Cucumber Beetles can be devastating for backyard gardeners & homesteaders!
- Cucumber Beetles themselves eat holes in leaves & stems, while their larvae attack the roots of the plant. This severely weakens plants AND to top it all off, Cucumber Beetles spread pathogenic bacteria that often finish the plants off. Yuck!
- Cucumber beetles over Winter in soil, so crop rotation can help to prevent infestations.
- Row cover can help hide plants from Cucumber Beetles.
- If you already have Cucumber Beetles, the best course of action is to meticulously pick them off before they do too much damage & reproduce. Many gardeners take great joy in vacuuming them up!
Maintaining Moisture & Soil Nutrition
This really is the underlying key to success with Cucurbits. When they have adequate nutrients & water, they will out compete the weeds, thrive in the face of pests & disease & produce masses of fruit!
In addition to prepping your garden soil before transplanting (as talked about above), side-dressing with powdered kelp, alfalfa meal & pelletized chicken manure a couple of times over the Summer to keep your beds going strong. Deep, even watering, will give your garden the moisture it needs to thrive. This is best done in the evening to avoid sunburnt leaves.
The ideal time for harvesting differs for each of these crops. Here is a quick breakdown:
Cucumber: Mid-Summer onward. Harvest cukes when they are firm, bright in colour & a good size. As cucumbers get bigger, their skin becomes thick & the seeds start to get bigger than you'd want for snacking. Also, harvest first thing in the morning to minimize any bitterness.

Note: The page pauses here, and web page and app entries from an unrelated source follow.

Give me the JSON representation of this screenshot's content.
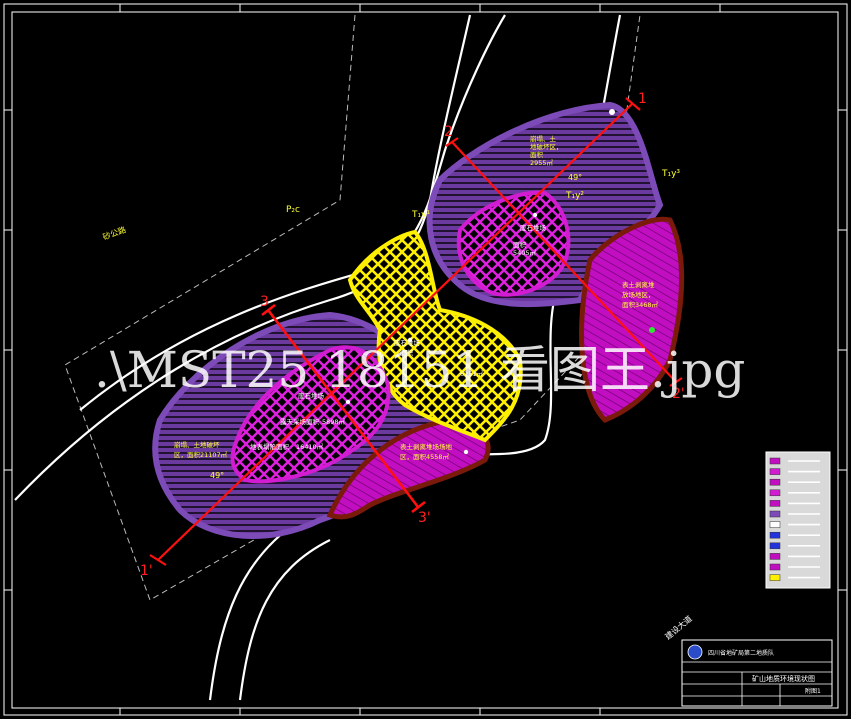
{
  "section_lines": [
    {
      "start": "1",
      "end": "1'"
    },
    {
      "start": "2",
      "end": "2'"
    },
    {
      "start": "3",
      "end": "3'"
    }
  ],
  "geology_labels": {
    "p2c": "P₂c",
    "t1y_1": "T₁y¹",
    "t1y_2": "T₁y²",
    "t1y_3": "T₁y³"
  },
  "dip_labels": [
    "49°",
    "49°"
  ],
  "zone_labels": {
    "ne_collapse": [
      "崩塌、土",
      "地破坏区，",
      "面积",
      "2955㎡"
    ],
    "ne_waste": [
      "废石堆场",
      "面积",
      "5405㎡"
    ],
    "mid_waste": [
      "废石堆场",
      "面积",
      "6251㎡"
    ],
    "sw_waste": [
      "废石堆场",
      "露天采场面积",
      "5898㎡",
      "地表塌陷面积",
      "16410㎡"
    ],
    "sw_collapse": [
      "崩塌、土地破坏",
      "区，面积21107㎡"
    ],
    "east_slope": [
      "表土剥离堆",
      "放场地区，",
      "面积3468㎡"
    ],
    "south_slope": [
      "表土剥离堆场场地",
      "区，面积4558㎡"
    ]
  },
  "road_labels": {
    "west": "砂公路",
    "southeast": "建设大道"
  },
  "watermark": ".\\MST25 18151 看图王.jpg",
  "legend": {
    "item_count": 12
  },
  "title_block": {
    "org": "四川省地矿局第二地质队",
    "drawing_title": "矿山地质环境现状图",
    "sheet_no": "附图1"
  },
  "colors": {
    "background": "#000000",
    "purple_zone": "#6b3a9e",
    "magenta_zone": "#c10ec1",
    "dark_red_border": "#7a1a0a",
    "yellow_zone": "#ffef00",
    "section_line": "#ff1010",
    "label_yellow": "#ffff33",
    "frame": "#ffffff"
  }
}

Zucchini: Mid-Summer & onward. Smooth-skinned zucchini varieties are at their best around 6-8 inches, while ribbed varieties are still delicious at around 10-12 inches. Like cucumber, the bigger they get, the thicker their skin becomes. Zucchinis are so productive that finding some overgrown monsters is inevitable. You can use these for main course stuffed zucchini dishes or they work shredded in zucchini loaf & cake.
Summer Squash: Mid-Summer & onward. These are similar to zucchinis.

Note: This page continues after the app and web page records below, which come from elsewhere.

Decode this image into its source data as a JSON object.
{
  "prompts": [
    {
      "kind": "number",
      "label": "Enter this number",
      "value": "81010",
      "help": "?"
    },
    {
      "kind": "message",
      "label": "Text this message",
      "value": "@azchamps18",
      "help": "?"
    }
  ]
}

Winter Squash: Mid-Late Fall. These take a long time to ripen, but it is well worth the wait. Nothing feels better than heading into Winter with a pantry FULL of beautiful Squash & Pumpkins. As far as when they should be picked, their colour will let you know. Around ripeness, the leaves will begin to yellow & droop. The big thing with harvesting squash for Winter storage is to not let them get frosted, as this will shorten their shelf life.
Pumpkin: Mid-Late Fall. Same as Winter Squash.
Melons: Late-Summer / Early Fall. Fully ripe, fresh off the vine melons are AMAZING! For watermelons, they should sound hollow when you knock on them. For cantaloupes, the flower-end should be slightly soft, right on the button. Like cumbers, harvest first thing in the morning to maximize sweetness!
Gourds: Mid-Late Fall. For decorative Autumn gourds, pick them when you're ready to decorate. For luffas, let the shells get brown & harvest when the gourds become nice & light. The same goes for birdhouse gourd; just make sure the shell is nice & hard.
Well... There you have it! If you have any questions, we always love hearing from you. And We also love seeing pictures of your gardens! Happy planting! xox